    I can only say “Thank God” for Erik Buell and Michael Czysz! Two guys who went at the bike guy’s ultimate dream from different points and have succeeded brilliantly and are very close, respectively. To look back on what Buell has done is a study in intelligent tenacity that few can match. And the effort at MotoCzysz is very nearly as impressive.
    By the way, thank you for this very good website.

  8. Steve h. says

    Also, in response to Mark Savory – the engine in the Canonndale was designed and prototyped in Sweden by Folan, suspension by Ohlins. I was briefly involved with introducing a suspension system that Mario Gallaso (Cannondale Motorcycle Manager)wanted instead. The company failed due to the expense of relocating all hardware from Sweden to Pennsylvania due to hard feelings in design esoterics, funky fuel injection and not having a complete retail function completed before the money ran out – which almost sank the bicycle company. Not a happy situation.

  9. Brian says

    Wait a minute….. There seems to be some ambiguity about what makes an American motorcycle “American”. On the 50th anniversary of Sputnik, I’m reminded how silly it sounds to hear people still complain “the Russians did it first”. But I guess it goes back to the WWII era of “Buy American, buy a Ford”.

    Things like that shouldn’t matter now. If it weren’t for Sputnik, The Kneeslider may not exist today and that would be terrible.

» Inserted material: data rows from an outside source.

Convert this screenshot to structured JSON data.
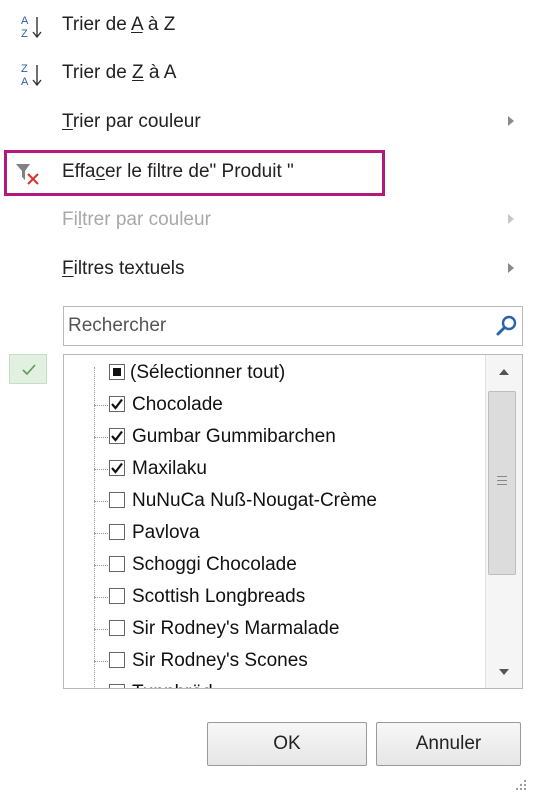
{
  "menu": {
    "sort_az": {
      "prefix": "Trier de ",
      "key": "A",
      "suffix": " à Z",
      "icon": "sort-ascending-icon"
    },
    "sort_za": {
      "prefix": "Trier de ",
      "key": "Z",
      "suffix": " à A",
      "icon": "sort-descending-icon"
    },
    "sort_color": {
      "key": "T",
      "rest": "rier par couleur"
    },
    "clear_filter": {
      "before": "Effa",
      "key": "c",
      "after": "er le filtre de\" Produit \"",
      "icon": "clear-filter-icon"
    },
    "filter_color": {
      "before": "Fi",
      "key": "l",
      "after": "trer par couleur",
      "disabled": true
    },
    "text_filters": {
      "key": "F",
      "rest": "iltres textuels"
    }
  },
  "search": {
    "placeholder": "Rechercher",
    "value": "",
    "icon": "search-icon"
  },
  "list": {
    "items": [
      {
        "label": "(Sélectionner tout)",
        "state": "partial"
      },
      {
        "label": "Chocolade",
        "state": "checked"
      },
      {
        "label": "Gumbar Gummibarchen",
        "state": "checked"
      },
      {
        "label": "Maxilaku",
        "state": "checked"
      },
      {
        "label": "NuNuCa Nuß-Nougat-Crème",
        "state": "unchecked"
      },
      {
        "label": "Pavlova",
        "state": "unchecked"
      },
      {
        "label": "Schoggi Chocolade",
        "state": "unchecked"
      },
      {
        "label": "Scottish Longbreads",
        "state": "unchecked"
      },
      {
        "label": "Sir Rodney's Marmalade",
        "state": "unchecked"
      },
      {
        "label": "Sir Rodney's Scones",
        "state": "unchecked"
      },
      {
        "label": "Tunnbröd",
        "state": "unchecked"
      }
    ]
  },
  "buttons": {
    "ok": "OK",
    "cancel": "Annuler"
  },
  "colors": {
    "highlight": "#b2197b",
    "filter_icon_x": "#d9342b",
    "selection_tint": "#e1f0e1"
  }
}
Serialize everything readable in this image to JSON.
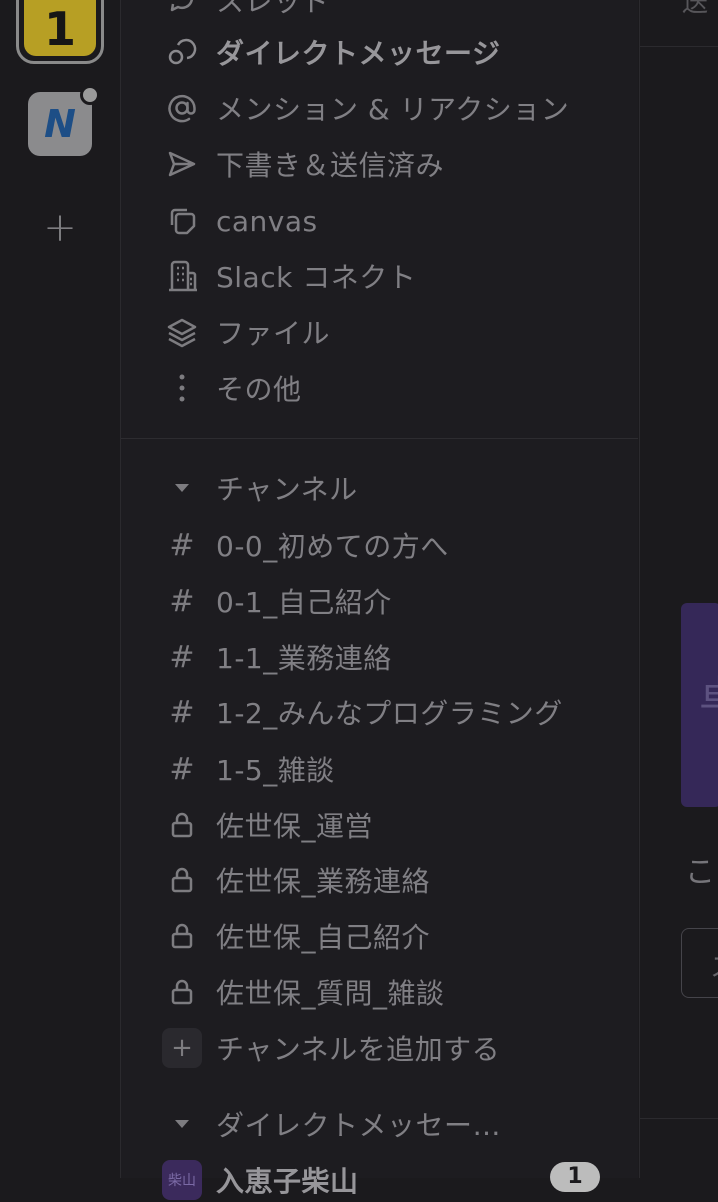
{
  "workspaces": {
    "ws1_initial": "1",
    "ws2_initial": "N",
    "add_label": "+"
  },
  "nav": {
    "threads": "スレッド",
    "dms": "ダイレクトメッセージ",
    "mentions": "メンション & リアクション",
    "drafts": "下書き＆送信済み",
    "canvas": "canvas",
    "connect": "Slack コネクト",
    "files": "ファイル",
    "more": "その他"
  },
  "channels": {
    "header": "チャンネル",
    "items": [
      {
        "type": "public",
        "name": "0-0_初めての方へ"
      },
      {
        "type": "public",
        "name": "0-1_自己紹介"
      },
      {
        "type": "public",
        "name": "1-1_業務連絡"
      },
      {
        "type": "public",
        "name": "1-2_みんなプログラミング"
      },
      {
        "type": "public",
        "name": "1-5_雑談"
      },
      {
        "type": "private",
        "name": "佐世保_運営"
      },
      {
        "type": "private",
        "name": "佐世保_業務連絡"
      },
      {
        "type": "private",
        "name": "佐世保_自己紹介"
      },
      {
        "type": "private",
        "name": "佐世保_質問_雑談"
      }
    ],
    "add_label": "チャンネルを追加する",
    "hash_symbol": "#"
  },
  "direct_messages": {
    "header": "ダイレクトメッセー…",
    "items": [
      {
        "name": "入恵子柴山",
        "avatar_text": "柴山",
        "badge": "1"
      }
    ]
  },
  "main": {
    "top_char": "送",
    "banner_char": "卓",
    "text_char": "こ",
    "box_char": "ス"
  },
  "colors": {
    "background": "#1b1a1d",
    "sidebar": "#1d1c20",
    "workspace_yellow": "#b79f24",
    "banner_purple": "#352858"
  }
}
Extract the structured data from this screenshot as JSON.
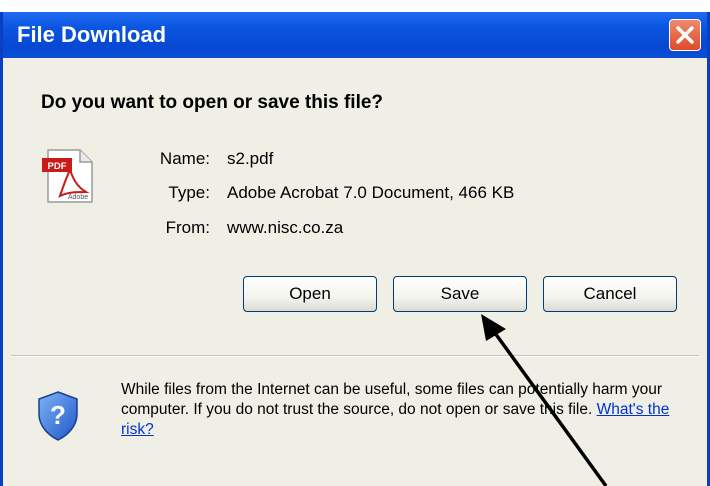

    Step outside the motorcycle world for a second and think in terms of cars. There’s a Honda car plant in Alabama who makes every component for the Odyssey and Pilot, including the entire V6 engine castings and all, completely in-house. All 4,500 workers were hired and trained locally. Is THAT American? Ahh, but where were the vehicles designed? Exactly. Japan. Even if they used California Art Center grads, it’s still a Japanese product, right?

    Therefore, a U.S. led company having mfg facilities overseas, or foreign suppliers, shouldn’t make it any less American. It shouldn’t matter what nationality is behind the Buell-Rotax motor. It’s a bad-ass motor, and it just makes sense. Buell is probably kicking himself for not doing it sooner. What makes it American is Erik Buell.

    There’s an inventive spirit that still exists in this country, I’m certain of it. We need to celebrate it. Like Apple. Made in China, designed in Cupertino, CA.

    I think once you make the choice that HOW and WHERE a product is made is no longer relevant, you can begin to hone in on what is at the very core of a design. And that’s how it functions, how it looks, and whether it solves the problem.

    Also, all 5 original Cannondale prototypes are currently sitting in the Barber Motorsports Museum, along with over 1000 other makes of bikes from 1901-2007. Including something as rare as a New Orleans Simplex. And if you’ve never seen a 100-year-old board-racer ridden on a modern track, go there. The Vintage fest is Oct 19-21. It’s motorcycle Mecca.

  10. olds_cool63 says

    Makes no difference to me where the bike comes from. I like what I like and ride what I ride. I tend to stay away from the “big names” anyway. But, as much as I like some Hogs, I can’t ever see myself actually ever owning one. If Victory put a much smaller engine in the Vegas 8-ball getting superior mpg’s, I’d be all over it as a daily commuter. The fact that it’s an American company has no bearing on anything for me (yeah,it’s a “big name”, but not as common as the others).

    BTW, don’t forget American Motorcycle Company, which began in 1902!